“What do you mean by that?”

“It’s tracking us.”

Stalking us, you mean?”

“No,” he said. “I meant what I said. It’s not hunting us, not yet. But it’s tracking us. It regards us as a potential threat because it can sense me through the Force- it doesn’t know what I’m capable of. Otherwise, it would just regard us as food.”

“Okay, so we avoid it, then. Maybe it’ll just leave us alone if it thinks you’re a threat.”

“Maybe. I’m with you on the ‘avoid it’ idea. But I still think we need to find shelter and a defensible position. Whatever this thing is, it’s got the mind of a creature that enjoys killing and has been deprived of that pleasure for too long. Come on.” He turned and headed back up the slope towards the ledge. She followed this time. 

They hiked in silence until they reached the ledge, which was wider than it appeared from below. They also found a fissure in the stone that opened into a small, roundish, enclosed space. It wasn’t quite a cave- the ceiling was open to the sky- but it would block the wind. Hera got to work trying to boost the signal on the beacon. Meanwhile, Caleb lopped branches from a nearby conifer with his lightsaber to create some kind of roof for their shelter, dousing the ends in the dirt to keep them from catching fire. It would have to suffice.

When he was done, he sat down beside her on the ledge. She was sitting cross-legged with her lekku draped over her shoulders, still tinkering with the beacon.

“Looks like lightsabers are better than axes,” she commented.

He chuckled. “How’s that beacon coming?”

“I boosted the signal a bit. I think it should transmit throughout this whole section of the Outer Rim. The Jedi will come looking for us?”

“Yeah. They’ll come to investigate, at the very least. The Allegiant II never reached Belkadan, and they’ll know about it by now. They’ll send someone out here, and that someone should get our signal.”

“I hope they come soon,” she said. “This moon is odd. No birds or other animals.”

“Yeah...it is. I don’t mind the company, though.”

She looked up at him with a little smile. “No...I don’t mind it, either.”

And we found a luxury hotel, too,” he said, grinning. 

Hera snorted and pulled a ration bar out of the rucksack. “We should eat something.” She unwrapped it and broke it in half, handing one half to him. He didn’t argue- he was very hungry. 

Darkness fell just as abruptly as it had the night before, although it did not seem as cold. He followed her into their little shelter. He had not sensed the creature tracking them in quite a while, and it worried him- but he didn’t plan on sleeping. They sat against one wall together and looked up at the stars peeking through the branches of their roof. 

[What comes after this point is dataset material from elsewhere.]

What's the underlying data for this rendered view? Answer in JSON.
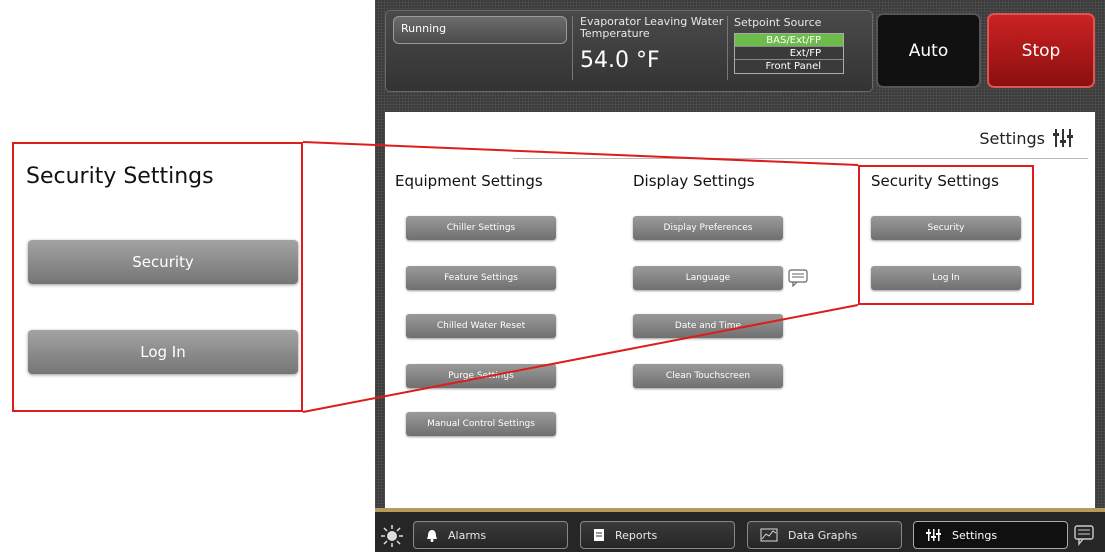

“You can use my shoulder as a pillow if you want,” he offered, hoping she would sleep. 

By way of an answer, she rested her head on his shoulder. He slipped his arm around her, pulling her close, and she nestled against him.

“Can you do whatever it was you did last night?” she murmured.

He touched her temple with one hand and reached into the Force. She sighed, and after a few minutes, she dozed off. When he was sure she was asleep, he pressed his lips lightly against the top of her head, listening to her soft breathing and trying not to think about what he would do when the inevitable Jedi rescuers showed up. Instead, he listened and stretched out with his feelings, just as he had been taught, slipping into a meditative state. 

Time passed, though he couldn’t have said how much. Suddenly, he felt it. His eyes snapped open.

A loud, deep growl came from somewhere on the slope below them. 

It was coming.